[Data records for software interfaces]
+---+

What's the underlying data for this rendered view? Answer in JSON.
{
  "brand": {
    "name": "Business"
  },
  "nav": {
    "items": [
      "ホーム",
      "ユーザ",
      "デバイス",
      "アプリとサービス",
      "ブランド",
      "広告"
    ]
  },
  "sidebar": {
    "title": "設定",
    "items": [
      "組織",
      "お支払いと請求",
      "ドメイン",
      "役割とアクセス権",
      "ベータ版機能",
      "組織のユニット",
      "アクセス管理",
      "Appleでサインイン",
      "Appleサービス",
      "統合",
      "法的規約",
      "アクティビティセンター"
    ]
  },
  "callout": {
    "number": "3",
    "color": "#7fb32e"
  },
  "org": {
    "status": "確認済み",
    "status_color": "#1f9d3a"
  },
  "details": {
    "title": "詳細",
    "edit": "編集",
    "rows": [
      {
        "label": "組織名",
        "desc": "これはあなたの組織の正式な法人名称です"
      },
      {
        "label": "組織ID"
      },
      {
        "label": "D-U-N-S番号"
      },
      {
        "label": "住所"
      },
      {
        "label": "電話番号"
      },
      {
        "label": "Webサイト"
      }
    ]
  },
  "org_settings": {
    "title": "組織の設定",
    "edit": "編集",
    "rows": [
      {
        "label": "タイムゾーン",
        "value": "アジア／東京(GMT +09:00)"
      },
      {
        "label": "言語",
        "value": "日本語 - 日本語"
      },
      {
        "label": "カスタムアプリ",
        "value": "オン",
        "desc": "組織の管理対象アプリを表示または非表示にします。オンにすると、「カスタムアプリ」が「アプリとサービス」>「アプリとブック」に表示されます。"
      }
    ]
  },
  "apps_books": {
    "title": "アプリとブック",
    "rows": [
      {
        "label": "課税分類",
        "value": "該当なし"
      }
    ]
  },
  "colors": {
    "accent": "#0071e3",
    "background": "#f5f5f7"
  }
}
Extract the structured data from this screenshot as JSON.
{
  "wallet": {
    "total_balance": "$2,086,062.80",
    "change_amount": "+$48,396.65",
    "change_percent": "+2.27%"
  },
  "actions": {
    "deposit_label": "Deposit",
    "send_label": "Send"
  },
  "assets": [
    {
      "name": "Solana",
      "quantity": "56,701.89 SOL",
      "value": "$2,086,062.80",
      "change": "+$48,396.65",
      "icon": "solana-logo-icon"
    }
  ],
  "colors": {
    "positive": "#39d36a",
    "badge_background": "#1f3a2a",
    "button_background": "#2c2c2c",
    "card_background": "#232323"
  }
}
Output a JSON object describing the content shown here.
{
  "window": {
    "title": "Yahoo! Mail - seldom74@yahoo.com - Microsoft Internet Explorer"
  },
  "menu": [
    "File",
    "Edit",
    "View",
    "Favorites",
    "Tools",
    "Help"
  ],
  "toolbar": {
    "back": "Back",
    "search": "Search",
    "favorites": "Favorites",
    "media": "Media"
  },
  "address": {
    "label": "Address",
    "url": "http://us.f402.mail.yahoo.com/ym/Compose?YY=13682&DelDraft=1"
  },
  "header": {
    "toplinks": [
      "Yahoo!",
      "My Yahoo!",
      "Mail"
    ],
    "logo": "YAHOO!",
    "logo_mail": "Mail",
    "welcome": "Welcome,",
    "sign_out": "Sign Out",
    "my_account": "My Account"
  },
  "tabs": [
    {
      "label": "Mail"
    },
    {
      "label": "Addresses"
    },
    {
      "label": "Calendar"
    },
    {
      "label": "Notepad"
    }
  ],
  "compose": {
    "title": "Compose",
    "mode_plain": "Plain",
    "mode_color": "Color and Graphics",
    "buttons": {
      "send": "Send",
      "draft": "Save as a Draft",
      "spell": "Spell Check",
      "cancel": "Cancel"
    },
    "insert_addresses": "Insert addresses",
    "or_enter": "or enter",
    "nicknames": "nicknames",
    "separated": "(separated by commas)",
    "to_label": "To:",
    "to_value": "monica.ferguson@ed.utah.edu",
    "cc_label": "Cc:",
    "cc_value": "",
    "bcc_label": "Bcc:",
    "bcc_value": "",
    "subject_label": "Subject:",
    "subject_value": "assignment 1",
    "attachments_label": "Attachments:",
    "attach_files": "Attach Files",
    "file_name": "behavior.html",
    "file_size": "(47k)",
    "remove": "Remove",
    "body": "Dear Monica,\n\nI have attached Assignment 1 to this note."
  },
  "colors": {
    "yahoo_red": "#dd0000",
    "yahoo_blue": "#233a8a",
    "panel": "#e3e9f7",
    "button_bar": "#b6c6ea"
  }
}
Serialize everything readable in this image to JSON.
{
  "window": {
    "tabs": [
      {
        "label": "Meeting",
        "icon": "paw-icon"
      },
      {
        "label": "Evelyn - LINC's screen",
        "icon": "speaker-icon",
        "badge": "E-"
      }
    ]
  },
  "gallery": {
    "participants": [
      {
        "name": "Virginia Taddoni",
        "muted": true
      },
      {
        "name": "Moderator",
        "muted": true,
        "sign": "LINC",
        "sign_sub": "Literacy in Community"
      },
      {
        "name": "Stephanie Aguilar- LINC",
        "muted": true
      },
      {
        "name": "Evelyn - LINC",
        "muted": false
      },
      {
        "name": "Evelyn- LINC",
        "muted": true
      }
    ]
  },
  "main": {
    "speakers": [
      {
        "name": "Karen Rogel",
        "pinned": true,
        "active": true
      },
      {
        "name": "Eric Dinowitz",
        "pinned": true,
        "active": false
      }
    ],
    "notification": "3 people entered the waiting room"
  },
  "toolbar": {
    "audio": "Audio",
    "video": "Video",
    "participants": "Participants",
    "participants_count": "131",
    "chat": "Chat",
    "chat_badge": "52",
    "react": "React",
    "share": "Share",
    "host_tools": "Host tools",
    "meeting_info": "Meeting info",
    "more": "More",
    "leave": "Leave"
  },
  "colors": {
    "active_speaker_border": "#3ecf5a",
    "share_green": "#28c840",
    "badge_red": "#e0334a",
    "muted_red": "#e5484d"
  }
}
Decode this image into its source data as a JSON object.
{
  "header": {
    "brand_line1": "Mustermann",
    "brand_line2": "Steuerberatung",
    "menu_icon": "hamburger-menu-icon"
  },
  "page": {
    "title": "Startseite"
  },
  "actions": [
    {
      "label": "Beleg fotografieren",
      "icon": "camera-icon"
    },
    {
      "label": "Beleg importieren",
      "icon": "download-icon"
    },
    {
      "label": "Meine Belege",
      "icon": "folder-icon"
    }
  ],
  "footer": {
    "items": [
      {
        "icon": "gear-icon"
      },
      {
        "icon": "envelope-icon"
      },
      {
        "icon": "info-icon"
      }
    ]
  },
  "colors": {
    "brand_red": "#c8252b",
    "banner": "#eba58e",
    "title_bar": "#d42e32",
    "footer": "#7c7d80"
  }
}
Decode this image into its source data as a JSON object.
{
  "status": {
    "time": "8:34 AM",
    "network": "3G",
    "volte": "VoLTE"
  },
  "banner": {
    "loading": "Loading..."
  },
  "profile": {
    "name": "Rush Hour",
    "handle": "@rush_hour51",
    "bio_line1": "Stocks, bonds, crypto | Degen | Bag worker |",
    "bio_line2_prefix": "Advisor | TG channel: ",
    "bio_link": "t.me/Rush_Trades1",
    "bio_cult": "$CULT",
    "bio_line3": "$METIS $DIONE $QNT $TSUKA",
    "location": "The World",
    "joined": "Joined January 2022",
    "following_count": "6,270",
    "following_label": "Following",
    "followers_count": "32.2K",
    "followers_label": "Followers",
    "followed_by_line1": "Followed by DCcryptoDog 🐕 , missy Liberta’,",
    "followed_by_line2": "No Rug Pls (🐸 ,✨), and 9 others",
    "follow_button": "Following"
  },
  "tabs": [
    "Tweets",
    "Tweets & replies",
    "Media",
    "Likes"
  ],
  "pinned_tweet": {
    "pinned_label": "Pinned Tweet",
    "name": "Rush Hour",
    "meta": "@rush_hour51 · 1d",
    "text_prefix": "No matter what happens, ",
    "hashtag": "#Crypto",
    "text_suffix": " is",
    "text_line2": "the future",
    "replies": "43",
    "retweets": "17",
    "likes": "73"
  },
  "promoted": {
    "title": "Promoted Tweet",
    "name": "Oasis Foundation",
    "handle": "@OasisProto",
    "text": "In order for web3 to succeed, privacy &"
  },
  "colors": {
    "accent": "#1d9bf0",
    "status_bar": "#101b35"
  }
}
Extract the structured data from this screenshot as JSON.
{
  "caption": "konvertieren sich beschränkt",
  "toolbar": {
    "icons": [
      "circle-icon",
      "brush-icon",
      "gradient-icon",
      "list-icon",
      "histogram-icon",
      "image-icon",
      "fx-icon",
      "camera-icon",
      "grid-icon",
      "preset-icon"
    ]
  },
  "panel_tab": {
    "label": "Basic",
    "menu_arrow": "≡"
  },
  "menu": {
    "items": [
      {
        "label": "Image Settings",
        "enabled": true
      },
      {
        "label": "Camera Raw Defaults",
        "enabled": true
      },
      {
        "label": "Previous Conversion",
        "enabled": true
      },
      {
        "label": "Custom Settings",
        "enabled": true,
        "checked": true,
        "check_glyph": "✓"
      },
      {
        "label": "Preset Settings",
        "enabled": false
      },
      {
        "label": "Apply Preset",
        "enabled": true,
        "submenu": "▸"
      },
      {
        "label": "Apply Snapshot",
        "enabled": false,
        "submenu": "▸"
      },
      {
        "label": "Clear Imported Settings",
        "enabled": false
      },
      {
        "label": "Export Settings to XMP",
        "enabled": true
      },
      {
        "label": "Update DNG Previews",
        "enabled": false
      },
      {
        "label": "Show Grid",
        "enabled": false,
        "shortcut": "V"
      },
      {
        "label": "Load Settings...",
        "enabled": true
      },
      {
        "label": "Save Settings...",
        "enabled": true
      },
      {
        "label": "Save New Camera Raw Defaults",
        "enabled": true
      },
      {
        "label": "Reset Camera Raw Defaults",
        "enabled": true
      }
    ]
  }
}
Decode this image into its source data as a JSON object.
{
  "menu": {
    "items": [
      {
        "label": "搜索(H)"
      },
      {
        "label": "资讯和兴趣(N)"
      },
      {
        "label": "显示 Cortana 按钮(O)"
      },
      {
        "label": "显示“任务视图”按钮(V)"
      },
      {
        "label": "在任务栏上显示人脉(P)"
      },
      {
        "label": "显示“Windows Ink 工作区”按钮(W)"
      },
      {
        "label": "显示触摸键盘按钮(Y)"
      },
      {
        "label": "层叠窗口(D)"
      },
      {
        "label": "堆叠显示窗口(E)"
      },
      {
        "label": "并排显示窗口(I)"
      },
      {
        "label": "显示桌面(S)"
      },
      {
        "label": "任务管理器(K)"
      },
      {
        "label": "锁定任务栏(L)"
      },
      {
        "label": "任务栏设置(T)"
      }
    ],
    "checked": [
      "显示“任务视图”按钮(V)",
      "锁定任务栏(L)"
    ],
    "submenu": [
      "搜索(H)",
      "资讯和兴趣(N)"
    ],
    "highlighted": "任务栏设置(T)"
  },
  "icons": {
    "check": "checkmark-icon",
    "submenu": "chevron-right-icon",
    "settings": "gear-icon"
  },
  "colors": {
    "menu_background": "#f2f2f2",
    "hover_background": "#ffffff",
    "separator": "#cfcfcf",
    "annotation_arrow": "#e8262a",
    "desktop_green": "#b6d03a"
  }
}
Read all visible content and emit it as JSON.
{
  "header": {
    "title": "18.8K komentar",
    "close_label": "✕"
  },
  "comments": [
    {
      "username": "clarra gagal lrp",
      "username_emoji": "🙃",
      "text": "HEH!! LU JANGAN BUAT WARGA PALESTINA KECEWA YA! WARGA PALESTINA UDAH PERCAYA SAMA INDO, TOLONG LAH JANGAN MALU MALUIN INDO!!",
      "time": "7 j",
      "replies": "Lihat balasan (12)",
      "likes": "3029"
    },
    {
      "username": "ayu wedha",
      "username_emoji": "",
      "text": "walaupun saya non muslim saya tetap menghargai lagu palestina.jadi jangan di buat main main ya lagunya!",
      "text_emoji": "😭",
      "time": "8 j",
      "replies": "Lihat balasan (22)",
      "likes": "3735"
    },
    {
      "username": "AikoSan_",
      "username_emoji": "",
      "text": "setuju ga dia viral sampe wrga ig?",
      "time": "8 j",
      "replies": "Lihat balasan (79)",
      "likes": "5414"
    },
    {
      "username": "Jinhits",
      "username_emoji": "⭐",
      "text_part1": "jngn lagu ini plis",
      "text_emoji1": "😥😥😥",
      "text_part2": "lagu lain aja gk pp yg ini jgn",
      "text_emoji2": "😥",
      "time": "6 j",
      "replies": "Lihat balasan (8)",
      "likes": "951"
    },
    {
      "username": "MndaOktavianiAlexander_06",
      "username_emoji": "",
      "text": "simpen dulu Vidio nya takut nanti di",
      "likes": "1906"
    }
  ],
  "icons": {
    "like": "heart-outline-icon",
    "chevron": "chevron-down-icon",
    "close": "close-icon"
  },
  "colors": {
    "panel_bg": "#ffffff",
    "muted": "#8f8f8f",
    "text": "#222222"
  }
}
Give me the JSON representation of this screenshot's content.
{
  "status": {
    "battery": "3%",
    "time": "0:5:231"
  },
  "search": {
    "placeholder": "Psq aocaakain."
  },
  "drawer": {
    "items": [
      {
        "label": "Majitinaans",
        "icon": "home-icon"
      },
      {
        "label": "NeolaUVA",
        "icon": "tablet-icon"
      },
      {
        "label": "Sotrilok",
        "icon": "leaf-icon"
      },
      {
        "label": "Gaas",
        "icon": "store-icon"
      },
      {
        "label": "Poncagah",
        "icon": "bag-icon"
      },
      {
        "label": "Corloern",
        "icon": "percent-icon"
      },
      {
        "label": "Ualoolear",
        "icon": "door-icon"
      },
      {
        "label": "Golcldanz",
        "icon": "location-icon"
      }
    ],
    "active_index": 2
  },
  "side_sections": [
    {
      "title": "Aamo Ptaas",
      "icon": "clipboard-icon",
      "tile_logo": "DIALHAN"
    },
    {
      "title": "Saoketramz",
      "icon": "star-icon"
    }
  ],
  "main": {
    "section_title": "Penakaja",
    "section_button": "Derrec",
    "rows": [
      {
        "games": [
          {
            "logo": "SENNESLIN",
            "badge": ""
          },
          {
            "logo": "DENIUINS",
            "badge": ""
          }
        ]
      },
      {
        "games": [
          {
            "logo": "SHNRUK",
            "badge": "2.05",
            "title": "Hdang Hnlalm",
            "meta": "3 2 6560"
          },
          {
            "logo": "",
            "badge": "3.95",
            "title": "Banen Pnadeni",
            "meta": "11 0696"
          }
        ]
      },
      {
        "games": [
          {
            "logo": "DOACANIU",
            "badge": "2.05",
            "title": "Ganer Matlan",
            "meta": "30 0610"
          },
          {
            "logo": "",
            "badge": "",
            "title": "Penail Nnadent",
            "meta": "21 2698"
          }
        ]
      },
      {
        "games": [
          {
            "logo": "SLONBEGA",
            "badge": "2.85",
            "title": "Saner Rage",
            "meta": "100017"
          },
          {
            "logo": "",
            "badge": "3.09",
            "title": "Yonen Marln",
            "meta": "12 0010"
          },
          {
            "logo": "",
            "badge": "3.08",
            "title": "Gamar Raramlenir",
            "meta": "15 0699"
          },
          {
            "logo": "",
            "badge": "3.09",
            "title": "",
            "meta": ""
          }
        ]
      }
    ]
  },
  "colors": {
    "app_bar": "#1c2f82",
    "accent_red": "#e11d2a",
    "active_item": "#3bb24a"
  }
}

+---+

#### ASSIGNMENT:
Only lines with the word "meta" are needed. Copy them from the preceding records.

#### TASK RESPONSE:
    "meta": "@rush_hour51 · 1d",
            "meta": "3 2 6560"
            "meta": "11 0696"
            "meta": "30 0610"
            "meta": "21 2698"
            "meta": "100017"
            "meta": "12 0010"
            "meta": "15 0699"
            "meta": ""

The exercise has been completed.